### What you will do
The records are to be repeated in full, with the images removed.
[Given records]
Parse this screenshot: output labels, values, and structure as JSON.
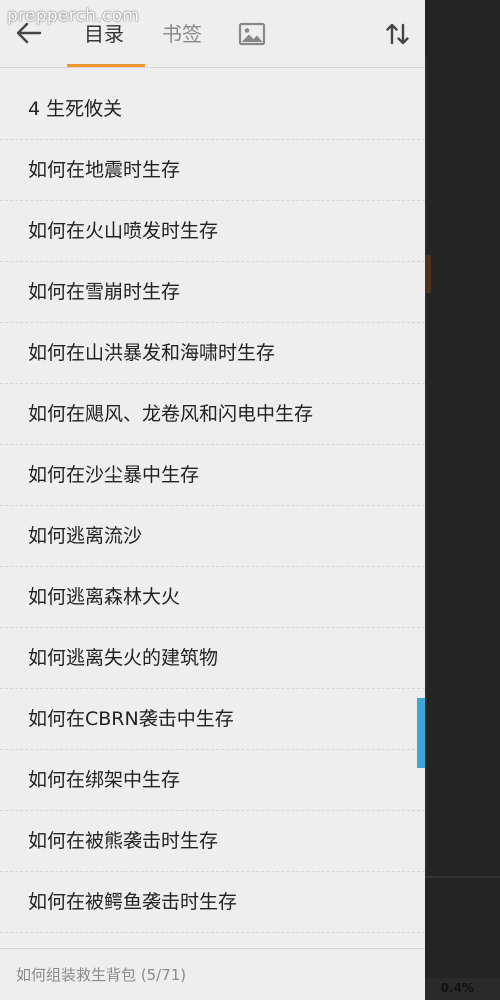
{
  "watermark": "prepperch.com",
  "header": {
    "tabs": [
      {
        "label": "目录",
        "active": true
      },
      {
        "label": "书签",
        "active": false
      }
    ],
    "icons": {
      "back": "arrow-left-icon",
      "image_tab": "image-icon",
      "sort": "sort-icon"
    },
    "accent_color": "#f0962e"
  },
  "toc": {
    "items": [
      "4 生死攸关",
      "如何在地震时生存",
      "如何在火山喷发时生存",
      "如何在雪崩时生存",
      "如何在山洪暴发和海啸时生存",
      "如何在飓风、龙卷风和闪电中生存",
      "如何在沙尘暴中生存",
      "如何逃离流沙",
      "如何逃离森林大火",
      "如何逃离失火的建筑物",
      "如何在CBRN袭击中生存",
      "如何在绑架中生存",
      "如何在被熊袭击时生存",
      "如何在被鳄鱼袭击时生存"
    ],
    "scroll_indicator_color": "#3da6d2"
  },
  "footer": {
    "current_chapter": "如何组装救生背包 (5/71)"
  },
  "reader": {
    "progress": "0.4%"
  }
}
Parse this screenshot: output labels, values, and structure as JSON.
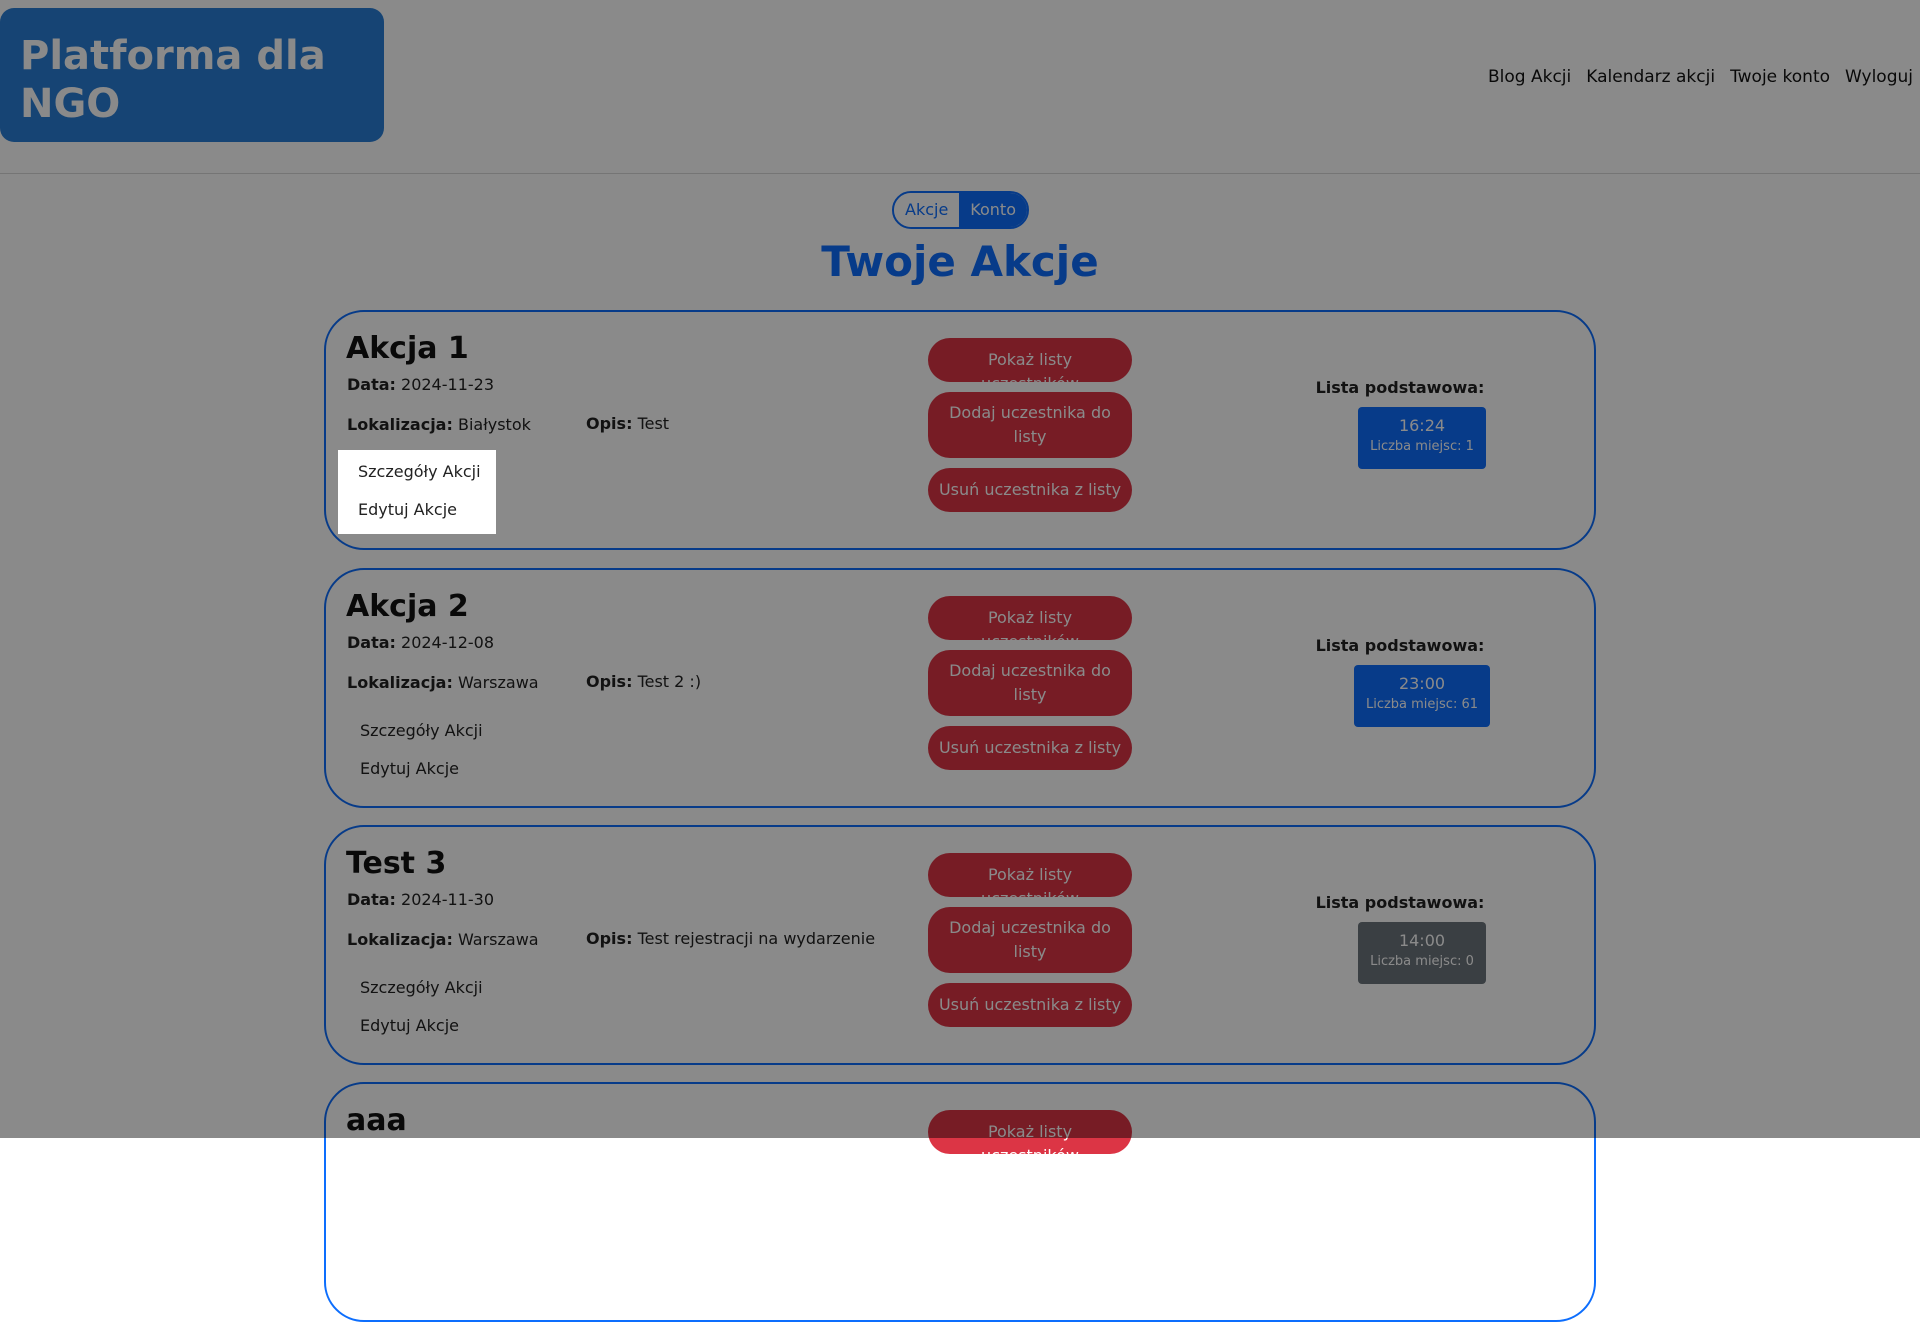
{
  "header": {
    "logo": "Platforma dla\nNGO",
    "nav": [
      "Blog Akcji",
      "Kalendarz akcji",
      "Twoje konto",
      "Wyloguj"
    ]
  },
  "toggle": {
    "active": "Akcje",
    "inactive": "Konto"
  },
  "page_title": "Twoje Akcje",
  "labels": {
    "date": "Data:",
    "location": "Lokalizacja:",
    "description": "Opis:",
    "details": "Szczegóły Akcji",
    "edit": "Edytuj Akcje",
    "show_lists": "Pokaż listy uczestników",
    "add_participant": "Dodaj uczestnika do listy",
    "remove_participant": "Usuń uczestnika z listy",
    "base_list": "Lista podstawowa:"
  },
  "cards": [
    {
      "title": "Akcja 1",
      "date": "2024-11-23",
      "location": "Białystok",
      "description": "Test",
      "slot_time": "16:24",
      "slot_count": "Liczba miejsc: 1"
    },
    {
      "title": "Akcja 2",
      "date": "2024-12-08",
      "location": "Warszawa",
      "description": "Test 2 :)",
      "slot_time": "23:00",
      "slot_count": "Liczba miejsc: 61"
    },
    {
      "title": "Test 3",
      "date": "2024-11-30",
      "location": "Warszawa",
      "description": "Test rejestracji na wydarzenie",
      "slot_time": "14:00",
      "slot_count": "Liczba miejsc: 0"
    },
    {
      "title": "aaa"
    }
  ],
  "colors": {
    "primary": "#0d6efd",
    "danger": "#dc3545",
    "secondary": "#6c757d",
    "logo": "#2a7fd6"
  }
}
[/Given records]
### Response to the exercise
Parse this screenshot: output labels, values, and structure as JSON.
{
  "watermark": "prepperch.com",
  "header": {
    "tabs": [
      {
        "label": "目录",
        "active": true
      },
      {
        "label": "书签",
        "active": false
      }
    ],
    "icons": {
      "back": "arrow-left-icon",
      "image_tab": "image-icon",
      "sort": "sort-icon"
    },
    "accent_color": "#f0962e"
  },
  "toc": {
    "items": [
      "4 生死攸关",
      "如何在地震时生存",
      "如何在火山喷发时生存",
      "如何在雪崩时生存",
      "如何在山洪暴发和海啸时生存",
      "如何在飓风、龙卷风和闪电中生存",
      "如何在沙尘暴中生存",
      "如何逃离流沙",
      "如何逃离森林大火",
      "如何逃离失火的建筑物",
      "如何在CBRN袭击中生存",
      "如何在绑架中生存",
      "如何在被熊袭击时生存",
      "如何在被鳄鱼袭击时生存"
    ],
    "scroll_indicator_color": "#3da6d2"
  },
  "footer": {
    "current_chapter": "如何组装救生背包 (5/71)"
  },
  "reader": {
    "progress": "0.4%"
  }
}
Parse this screenshot: output labels, values, and structure as JSON.
{
  "header": {
    "logo": "Platforma dla\nNGO",
    "nav": [
      "Blog Akcji",
      "Kalendarz akcji",
      "Twoje konto",
      "Wyloguj"
    ]
  },
  "toggle": {
    "active": "Akcje",
    "inactive": "Konto"
  },
  "page_title": "Twoje Akcje",
  "labels": {
    "date": "Data:",
    "location": "Lokalizacja:",
    "description": "Opis:",
    "details": "Szczegóły Akcji",
    "edit": "Edytuj Akcje",
    "show_lists": "Pokaż listy uczestników",
    "add_participant": "Dodaj uczestnika do listy",
    "remove_participant": "Usuń uczestnika z listy",
    "base_list": "Lista podstawowa:"
  },
  "cards": [
    {
      "title": "Akcja 1",
      "date": "2024-11-23",
      "location": "Białystok",
      "description": "Test",
      "slot_time": "16:24",
      "slot_count": "Liczba miejsc: 1"
    },
    {
      "title": "Akcja 2",
      "date": "2024-12-08",
      "location": "Warszawa",
      "description": "Test 2 :)",
      "slot_time": "23:00",
      "slot_count": "Liczba miejsc: 61"
    },
    {
      "title": "Test 3",
      "date": "2024-11-30",
      "location": "Warszawa",
      "description": "Test rejestracji na wydarzenie",
      "slot_time": "14:00",
      "slot_count": "Liczba miejsc: 0"
    },
    {
      "title": "aaa"
    }
  ],
  "colors": {
    "primary": "#0d6efd",
    "danger": "#dc3545",
    "secondary": "#6c757d",
    "logo": "#2a7fd6"
  }
}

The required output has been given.